They opened with a track from ‘Rhinos’ that I cannot remember. But it was brilliant. The guitar playing was superb. It was just fantastic to hear some expert playing like that, and really loud too. The boom of the bass and bass drum surged through my stomach. I was experiencing the strange slightly erotic feeling of sonic seduction. I looked at some girls behind me. They smiled at me. I felt incredible, like I had been accepted into this hidden world of gig going, where all the long hairs and freaks turned up to. The smell of joss sticks was in the air. ‘I think that’s cannabis’ said my friend Kevin Monty. I then said something naive like ‘I wouldn’t mind trying some drugs’…he nodded. I was really enjoying his company, this was a rites of passage moment: I just didn’t know it yet.

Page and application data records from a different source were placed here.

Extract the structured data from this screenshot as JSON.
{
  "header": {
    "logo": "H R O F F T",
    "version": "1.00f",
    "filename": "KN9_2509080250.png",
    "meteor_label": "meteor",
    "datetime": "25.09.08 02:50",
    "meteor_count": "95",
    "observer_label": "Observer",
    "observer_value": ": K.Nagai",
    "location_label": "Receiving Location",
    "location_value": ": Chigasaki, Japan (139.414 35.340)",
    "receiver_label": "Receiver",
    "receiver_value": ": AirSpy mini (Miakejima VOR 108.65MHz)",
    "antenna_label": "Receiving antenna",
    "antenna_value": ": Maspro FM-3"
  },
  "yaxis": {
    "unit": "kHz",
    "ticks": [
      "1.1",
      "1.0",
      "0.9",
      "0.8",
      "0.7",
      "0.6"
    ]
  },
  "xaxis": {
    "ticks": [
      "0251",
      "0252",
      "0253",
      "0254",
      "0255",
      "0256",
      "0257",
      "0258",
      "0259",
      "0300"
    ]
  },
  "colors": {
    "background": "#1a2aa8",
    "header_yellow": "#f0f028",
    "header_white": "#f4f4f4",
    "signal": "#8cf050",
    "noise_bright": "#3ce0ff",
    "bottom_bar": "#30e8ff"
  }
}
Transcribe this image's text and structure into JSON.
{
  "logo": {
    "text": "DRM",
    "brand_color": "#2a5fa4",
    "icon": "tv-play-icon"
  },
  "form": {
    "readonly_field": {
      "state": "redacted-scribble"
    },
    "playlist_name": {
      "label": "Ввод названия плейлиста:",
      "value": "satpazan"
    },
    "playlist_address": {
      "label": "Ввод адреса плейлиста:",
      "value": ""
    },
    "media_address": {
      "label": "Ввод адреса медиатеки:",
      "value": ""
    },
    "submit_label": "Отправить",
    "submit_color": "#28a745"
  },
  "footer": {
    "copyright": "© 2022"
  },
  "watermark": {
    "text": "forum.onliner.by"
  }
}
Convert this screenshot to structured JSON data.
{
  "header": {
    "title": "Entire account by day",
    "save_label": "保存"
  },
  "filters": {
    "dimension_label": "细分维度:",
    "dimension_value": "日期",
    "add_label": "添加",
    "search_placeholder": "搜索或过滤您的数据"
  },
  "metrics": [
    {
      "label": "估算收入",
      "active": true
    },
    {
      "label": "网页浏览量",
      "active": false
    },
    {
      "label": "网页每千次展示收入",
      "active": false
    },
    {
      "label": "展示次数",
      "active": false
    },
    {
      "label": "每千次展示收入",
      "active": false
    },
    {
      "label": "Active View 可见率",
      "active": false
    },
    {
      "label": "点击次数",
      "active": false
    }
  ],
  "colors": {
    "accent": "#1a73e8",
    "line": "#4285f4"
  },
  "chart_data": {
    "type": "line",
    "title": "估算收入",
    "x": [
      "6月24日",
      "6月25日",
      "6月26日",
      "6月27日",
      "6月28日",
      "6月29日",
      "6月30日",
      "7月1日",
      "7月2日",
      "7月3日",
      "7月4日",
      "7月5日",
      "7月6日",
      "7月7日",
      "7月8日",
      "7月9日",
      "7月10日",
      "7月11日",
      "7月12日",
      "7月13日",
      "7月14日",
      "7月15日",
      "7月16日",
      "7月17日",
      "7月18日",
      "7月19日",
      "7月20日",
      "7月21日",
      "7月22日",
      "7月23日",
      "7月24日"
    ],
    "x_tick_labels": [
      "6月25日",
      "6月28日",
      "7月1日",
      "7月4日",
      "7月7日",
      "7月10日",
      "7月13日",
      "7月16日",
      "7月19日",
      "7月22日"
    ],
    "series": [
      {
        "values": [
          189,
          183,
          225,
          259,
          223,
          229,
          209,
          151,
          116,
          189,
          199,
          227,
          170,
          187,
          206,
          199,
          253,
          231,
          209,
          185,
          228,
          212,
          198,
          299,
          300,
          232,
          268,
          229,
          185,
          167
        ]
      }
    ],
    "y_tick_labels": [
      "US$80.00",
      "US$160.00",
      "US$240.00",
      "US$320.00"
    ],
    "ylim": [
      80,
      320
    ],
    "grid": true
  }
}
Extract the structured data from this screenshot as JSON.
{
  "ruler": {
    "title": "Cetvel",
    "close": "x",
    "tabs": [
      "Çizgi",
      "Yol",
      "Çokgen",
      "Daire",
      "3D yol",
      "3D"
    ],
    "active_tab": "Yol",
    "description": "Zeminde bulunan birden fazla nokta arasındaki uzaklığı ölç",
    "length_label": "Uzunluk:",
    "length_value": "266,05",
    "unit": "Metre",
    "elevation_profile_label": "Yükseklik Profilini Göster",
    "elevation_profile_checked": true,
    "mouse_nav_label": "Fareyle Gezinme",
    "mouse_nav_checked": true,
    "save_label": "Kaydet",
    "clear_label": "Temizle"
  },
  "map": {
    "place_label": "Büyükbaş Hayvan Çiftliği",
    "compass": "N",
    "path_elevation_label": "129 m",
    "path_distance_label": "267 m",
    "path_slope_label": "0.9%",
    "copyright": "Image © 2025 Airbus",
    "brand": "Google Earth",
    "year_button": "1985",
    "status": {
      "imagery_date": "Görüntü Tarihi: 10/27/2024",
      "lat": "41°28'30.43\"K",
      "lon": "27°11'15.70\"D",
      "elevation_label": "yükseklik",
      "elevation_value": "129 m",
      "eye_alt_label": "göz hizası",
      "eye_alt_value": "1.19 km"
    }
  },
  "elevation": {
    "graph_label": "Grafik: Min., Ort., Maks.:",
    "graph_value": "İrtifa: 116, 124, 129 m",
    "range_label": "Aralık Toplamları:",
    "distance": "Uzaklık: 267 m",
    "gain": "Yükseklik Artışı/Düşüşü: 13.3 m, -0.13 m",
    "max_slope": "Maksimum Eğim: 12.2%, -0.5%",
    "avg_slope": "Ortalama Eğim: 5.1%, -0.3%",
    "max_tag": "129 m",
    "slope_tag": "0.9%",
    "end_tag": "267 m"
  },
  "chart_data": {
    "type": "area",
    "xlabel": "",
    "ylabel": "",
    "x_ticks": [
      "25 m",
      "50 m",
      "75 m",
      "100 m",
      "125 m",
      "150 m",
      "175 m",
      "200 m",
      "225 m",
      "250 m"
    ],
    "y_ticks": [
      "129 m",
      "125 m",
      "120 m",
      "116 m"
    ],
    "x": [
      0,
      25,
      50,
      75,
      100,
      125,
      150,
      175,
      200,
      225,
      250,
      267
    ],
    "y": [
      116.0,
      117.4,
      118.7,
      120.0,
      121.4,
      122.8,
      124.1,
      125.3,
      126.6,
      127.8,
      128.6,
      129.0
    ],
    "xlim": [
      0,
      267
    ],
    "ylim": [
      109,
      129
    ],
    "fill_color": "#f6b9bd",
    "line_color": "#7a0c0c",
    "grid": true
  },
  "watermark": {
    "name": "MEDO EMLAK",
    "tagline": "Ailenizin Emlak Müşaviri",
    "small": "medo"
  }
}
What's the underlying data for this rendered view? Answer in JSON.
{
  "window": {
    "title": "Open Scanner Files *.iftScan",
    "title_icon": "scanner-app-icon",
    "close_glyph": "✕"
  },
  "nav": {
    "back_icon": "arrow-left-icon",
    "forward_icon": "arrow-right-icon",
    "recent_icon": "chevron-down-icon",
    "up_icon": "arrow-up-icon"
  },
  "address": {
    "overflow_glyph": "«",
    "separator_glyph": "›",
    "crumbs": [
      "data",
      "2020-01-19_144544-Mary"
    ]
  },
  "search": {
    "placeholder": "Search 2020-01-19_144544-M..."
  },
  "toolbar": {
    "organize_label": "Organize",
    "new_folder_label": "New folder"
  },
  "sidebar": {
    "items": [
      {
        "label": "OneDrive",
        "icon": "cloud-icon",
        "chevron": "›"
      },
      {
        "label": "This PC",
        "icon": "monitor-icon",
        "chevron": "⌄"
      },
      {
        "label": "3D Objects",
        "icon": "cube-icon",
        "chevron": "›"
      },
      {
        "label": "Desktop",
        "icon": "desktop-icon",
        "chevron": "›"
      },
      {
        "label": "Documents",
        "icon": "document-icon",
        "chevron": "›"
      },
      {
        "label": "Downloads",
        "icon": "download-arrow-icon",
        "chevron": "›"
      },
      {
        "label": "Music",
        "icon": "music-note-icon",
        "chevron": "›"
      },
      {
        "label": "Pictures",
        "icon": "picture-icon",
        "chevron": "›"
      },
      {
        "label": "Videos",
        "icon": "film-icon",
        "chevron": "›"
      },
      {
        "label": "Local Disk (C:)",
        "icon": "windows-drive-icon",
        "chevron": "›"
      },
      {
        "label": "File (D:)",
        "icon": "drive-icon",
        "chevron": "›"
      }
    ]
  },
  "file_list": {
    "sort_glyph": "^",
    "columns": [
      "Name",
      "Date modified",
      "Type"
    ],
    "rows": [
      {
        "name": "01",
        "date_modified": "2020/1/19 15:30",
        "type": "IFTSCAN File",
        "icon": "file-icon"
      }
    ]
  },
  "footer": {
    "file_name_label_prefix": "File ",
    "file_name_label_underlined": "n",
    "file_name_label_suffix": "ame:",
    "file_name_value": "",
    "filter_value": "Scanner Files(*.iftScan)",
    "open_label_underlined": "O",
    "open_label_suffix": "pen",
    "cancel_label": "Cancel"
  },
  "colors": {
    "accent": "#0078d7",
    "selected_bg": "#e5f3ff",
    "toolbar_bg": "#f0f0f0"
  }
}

Man played a stormer. Me and Kevin ventured to the stage side down at the front, where we watched the head shakers and more impressively, the tit wobblers, down the front, freaking out to Man. It felt sexy, that is something I distinctly remember feeling at the time.

Man encored with a rifftastic boogie type of song. It might have been called ‘Bananas’ as I recall this was one of their famous songs that people kept shouting for. But I don’t know and by now, didn’t care what they played: I was boogying like a dude, carrying the news. Except this was 1974 and the dudes were now mostly in denim. I ripped a sleeve off my fake velvet jacket in excitement. People looked at me like I was a lunatic. And I was. I threw the sleeve above the heads of the crowd. I suddenly felt really stupid and had no idea what came over me to do that.

End of jacket.

But I got over it quickly and carried on boogying. The twelve bar amped and ramped up blues riffs took me out of myself: I forgot about school, home: everything. It was almost a nirvana moment.

Then, the next thing I knew, the band had left the stage.

The gig ended and the lights coming up felt like a cruel torture method to get you out of your rock n roll dream state. It felt like a slap on the arse when you come out of the womb.

Time to come back to reality then…

We came out of that gig that night, high as a kite on the sheer excitement of it all.

We then went for curry sauce and chips and walked home, having spent our bus fare on the aforementioned chips.

A perfect night.

Man are a band that hold a special affection for me, as they were the first to initiate me into the wonderful, mad, bad, and sometimes dangerous but always thrilling, world of gig going.

Cheers Deke and the rest of Man: 1974 was a vintage year for me!

*And RIP Man lead guitarist Mickey Jones, who I just found out, died last year.